#### Assigned task
Repeat every line of the listing below exactly, minus the pictures.

#### The input

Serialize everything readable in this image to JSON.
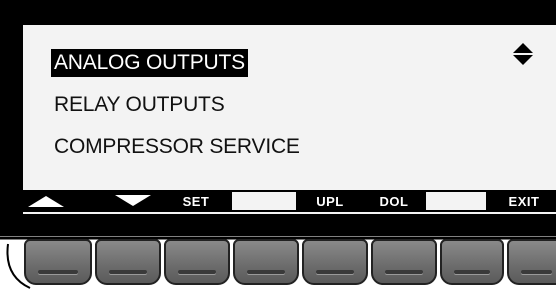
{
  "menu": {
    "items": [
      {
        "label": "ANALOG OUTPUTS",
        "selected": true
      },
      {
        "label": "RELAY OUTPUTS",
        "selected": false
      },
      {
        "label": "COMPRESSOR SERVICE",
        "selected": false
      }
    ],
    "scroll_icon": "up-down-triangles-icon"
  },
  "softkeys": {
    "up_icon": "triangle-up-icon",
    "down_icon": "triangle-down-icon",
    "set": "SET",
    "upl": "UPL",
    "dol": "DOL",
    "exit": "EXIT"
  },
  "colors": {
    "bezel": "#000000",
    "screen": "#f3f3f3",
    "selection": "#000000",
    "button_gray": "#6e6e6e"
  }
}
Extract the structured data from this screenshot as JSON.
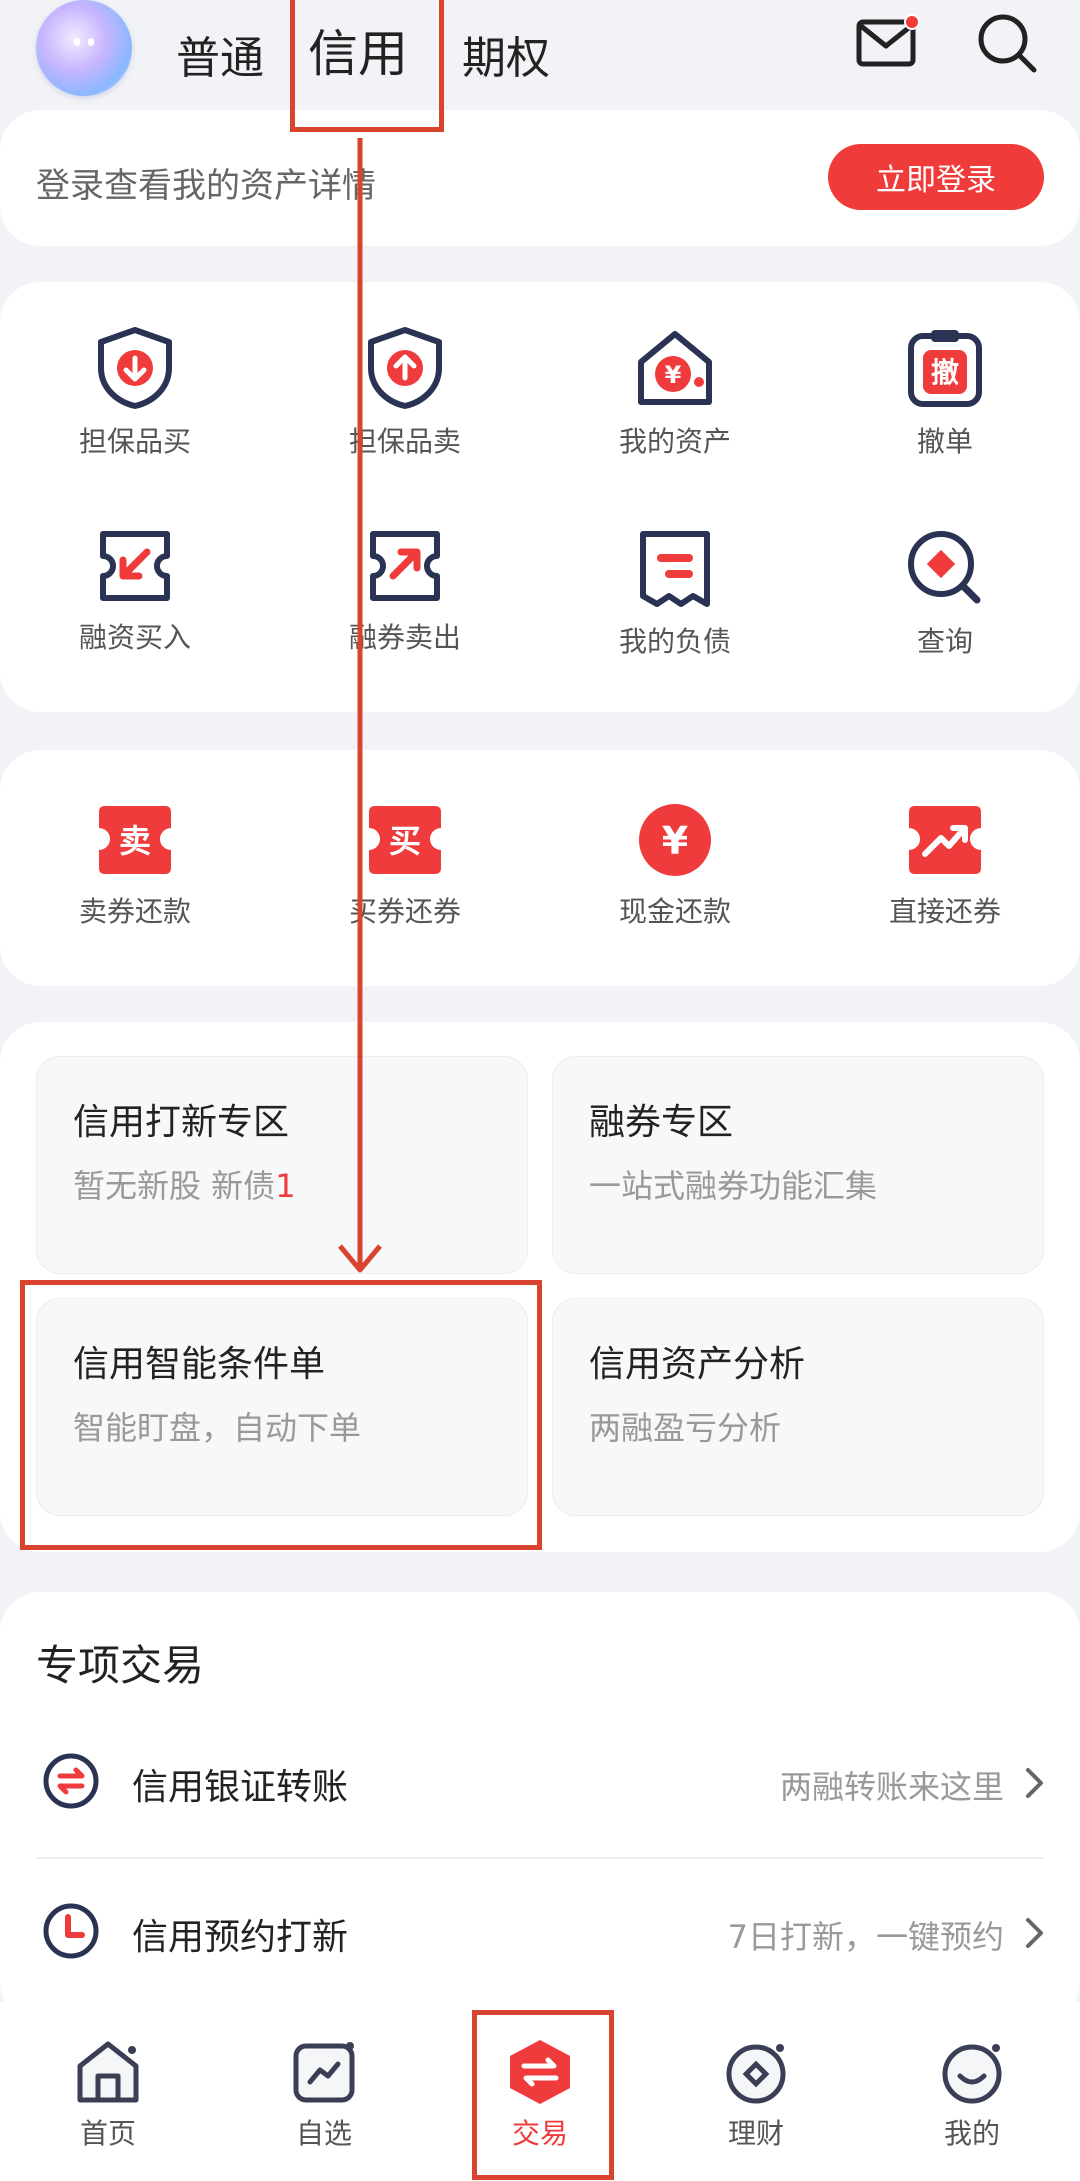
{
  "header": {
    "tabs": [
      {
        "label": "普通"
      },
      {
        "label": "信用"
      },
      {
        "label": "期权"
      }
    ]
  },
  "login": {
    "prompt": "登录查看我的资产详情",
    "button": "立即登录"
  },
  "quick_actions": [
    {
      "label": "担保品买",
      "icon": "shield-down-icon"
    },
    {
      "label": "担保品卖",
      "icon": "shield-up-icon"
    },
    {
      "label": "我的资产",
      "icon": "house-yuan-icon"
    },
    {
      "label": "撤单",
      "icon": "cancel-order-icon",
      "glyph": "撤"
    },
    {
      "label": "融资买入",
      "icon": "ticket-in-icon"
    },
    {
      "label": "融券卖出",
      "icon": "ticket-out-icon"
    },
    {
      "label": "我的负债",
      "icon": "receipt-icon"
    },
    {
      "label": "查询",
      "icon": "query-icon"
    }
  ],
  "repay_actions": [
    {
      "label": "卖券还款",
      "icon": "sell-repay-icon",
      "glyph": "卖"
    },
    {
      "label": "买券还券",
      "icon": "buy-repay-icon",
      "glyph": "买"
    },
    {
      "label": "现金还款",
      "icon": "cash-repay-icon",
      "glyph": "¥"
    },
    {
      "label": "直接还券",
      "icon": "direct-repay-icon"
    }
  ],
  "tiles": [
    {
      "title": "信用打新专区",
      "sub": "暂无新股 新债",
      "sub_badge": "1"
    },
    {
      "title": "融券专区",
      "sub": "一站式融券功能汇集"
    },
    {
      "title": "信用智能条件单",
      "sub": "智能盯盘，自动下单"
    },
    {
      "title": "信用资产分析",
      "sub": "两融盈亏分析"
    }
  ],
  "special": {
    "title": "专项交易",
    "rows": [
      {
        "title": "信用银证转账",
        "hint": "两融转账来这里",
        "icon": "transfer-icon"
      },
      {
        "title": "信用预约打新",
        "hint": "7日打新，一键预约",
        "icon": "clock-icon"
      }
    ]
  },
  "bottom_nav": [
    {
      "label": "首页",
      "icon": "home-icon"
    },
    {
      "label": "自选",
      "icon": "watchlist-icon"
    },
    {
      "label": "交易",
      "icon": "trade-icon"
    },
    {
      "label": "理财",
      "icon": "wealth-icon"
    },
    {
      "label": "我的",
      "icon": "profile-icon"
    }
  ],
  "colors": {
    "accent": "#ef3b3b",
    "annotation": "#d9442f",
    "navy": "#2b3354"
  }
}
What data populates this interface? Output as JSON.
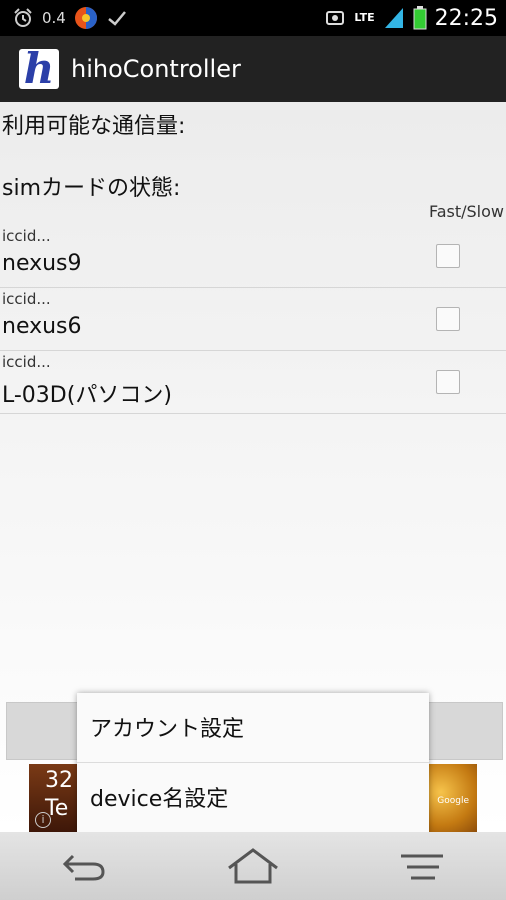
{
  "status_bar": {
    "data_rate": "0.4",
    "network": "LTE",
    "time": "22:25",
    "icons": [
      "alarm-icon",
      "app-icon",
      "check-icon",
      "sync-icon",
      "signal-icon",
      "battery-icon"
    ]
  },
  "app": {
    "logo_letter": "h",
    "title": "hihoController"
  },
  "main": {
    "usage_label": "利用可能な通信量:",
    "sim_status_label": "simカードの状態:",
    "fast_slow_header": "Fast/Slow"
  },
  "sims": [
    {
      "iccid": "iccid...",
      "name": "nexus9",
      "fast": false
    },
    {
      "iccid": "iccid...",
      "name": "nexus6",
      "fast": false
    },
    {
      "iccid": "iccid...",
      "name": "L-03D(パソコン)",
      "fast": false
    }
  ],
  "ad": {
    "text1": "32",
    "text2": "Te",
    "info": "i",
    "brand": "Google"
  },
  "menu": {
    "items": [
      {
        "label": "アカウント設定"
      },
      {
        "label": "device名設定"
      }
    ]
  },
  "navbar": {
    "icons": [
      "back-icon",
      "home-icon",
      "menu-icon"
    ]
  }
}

#### Output for this task
Serialize everything readable in this image to JSON.
{
  "menu": {
    "items": [
      {
        "label": "ANALOG OUTPUTS",
        "selected": true
      },
      {
        "label": "RELAY OUTPUTS",
        "selected": false
      },
      {
        "label": "COMPRESSOR SERVICE",
        "selected": false
      }
    ],
    "scroll_icon": "up-down-triangles-icon"
  },
  "softkeys": {
    "up_icon": "triangle-up-icon",
    "down_icon": "triangle-down-icon",
    "set": "SET",
    "upl": "UPL",
    "dol": "DOL",
    "exit": "EXIT"
  },
  "colors": {
    "bezel": "#000000",
    "screen": "#f3f3f3",
    "selection": "#000000",
    "button_gray": "#6e6e6e"
  }
}
Extract the structured data from this screenshot as JSON.
{
  "header": {
    "tabs": [
      {
        "label": "普通"
      },
      {
        "label": "信用"
      },
      {
        "label": "期权"
      }
    ]
  },
  "login": {
    "prompt": "登录查看我的资产详情",
    "button": "立即登录"
  },
  "quick_actions": [
    {
      "label": "担保品买",
      "icon": "shield-down-icon"
    },
    {
      "label": "担保品卖",
      "icon": "shield-up-icon"
    },
    {
      "label": "我的资产",
      "icon": "house-yuan-icon"
    },
    {
      "label": "撤单",
      "icon": "cancel-order-icon",
      "glyph": "撤"
    },
    {
      "label": "融资买入",
      "icon": "ticket-in-icon"
    },
    {
      "label": "融券卖出",
      "icon": "ticket-out-icon"
    },
    {
      "label": "我的负债",
      "icon": "receipt-icon"
    },
    {
      "label": "查询",
      "icon": "query-icon"
    }
  ],
  "repay_actions": [
    {
      "label": "卖券还款",
      "icon": "sell-repay-icon",
      "glyph": "卖"
    },
    {
      "label": "买券还券",
      "icon": "buy-repay-icon",
      "glyph": "买"
    },
    {
      "label": "现金还款",
      "icon": "cash-repay-icon",
      "glyph": "¥"
    },
    {
      "label": "直接还券",
      "icon": "direct-repay-icon"
    }
  ],
  "tiles": [
    {
      "title": "信用打新专区",
      "sub": "暂无新股 新债",
      "sub_badge": "1"
    },
    {
      "title": "融券专区",
      "sub": "一站式融券功能汇集"
    },
    {
      "title": "信用智能条件单",
      "sub": "智能盯盘，自动下单"
    },
    {
      "title": "信用资产分析",
      "sub": "两融盈亏分析"
    }
  ],
  "special": {
    "title": "专项交易",
    "rows": [
      {
        "title": "信用银证转账",
        "hint": "两融转账来这里",
        "icon": "transfer-icon"
      },
      {
        "title": "信用预约打新",
        "hint": "7日打新，一键预约",
        "icon": "clock-icon"
      }
    ]
  },
  "bottom_nav": [
    {
      "label": "首页",
      "icon": "home-icon"
    },
    {
      "label": "自选",
      "icon": "watchlist-icon"
    },
    {
      "label": "交易",
      "icon": "trade-icon"
    },
    {
      "label": "理财",
      "icon": "wealth-icon"
    },
    {
      "label": "我的",
      "icon": "profile-icon"
    }
  ],
  "colors": {
    "accent": "#ef3b3b",
    "annotation": "#d9442f",
    "navy": "#2b3354"
  }
}
What data populates this interface? Output as JSON.
{
  "status_bar": {
    "data_rate": "0.4",
    "network": "LTE",
    "time": "22:25",
    "icons": [
      "alarm-icon",
      "app-icon",
      "check-icon",
      "sync-icon",
      "signal-icon",
      "battery-icon"
    ]
  },
  "app": {
    "logo_letter": "h",
    "title": "hihoController"
  },
  "main": {
    "usage_label": "利用可能な通信量:",
    "sim_status_label": "simカードの状態:",
    "fast_slow_header": "Fast/Slow"
  },
  "sims": [
    {
      "iccid": "iccid...",
      "name": "nexus9",
      "fast": false
    },
    {
      "iccid": "iccid...",
      "name": "nexus6",
      "fast": false
    },
    {
      "iccid": "iccid...",
      "name": "L-03D(パソコン)",
      "fast": false
    }
  ],
  "ad": {
    "text1": "32",
    "text2": "Te",
    "info": "i",
    "brand": "Google"
  },
  "menu": {
    "items": [
      {
        "label": "アカウント設定"
      },
      {
        "label": "device名設定"
      }
    ]
  },
  "navbar": {
    "icons": [
      "back-icon",
      "home-icon",
      "menu-icon"
    ]
  }
}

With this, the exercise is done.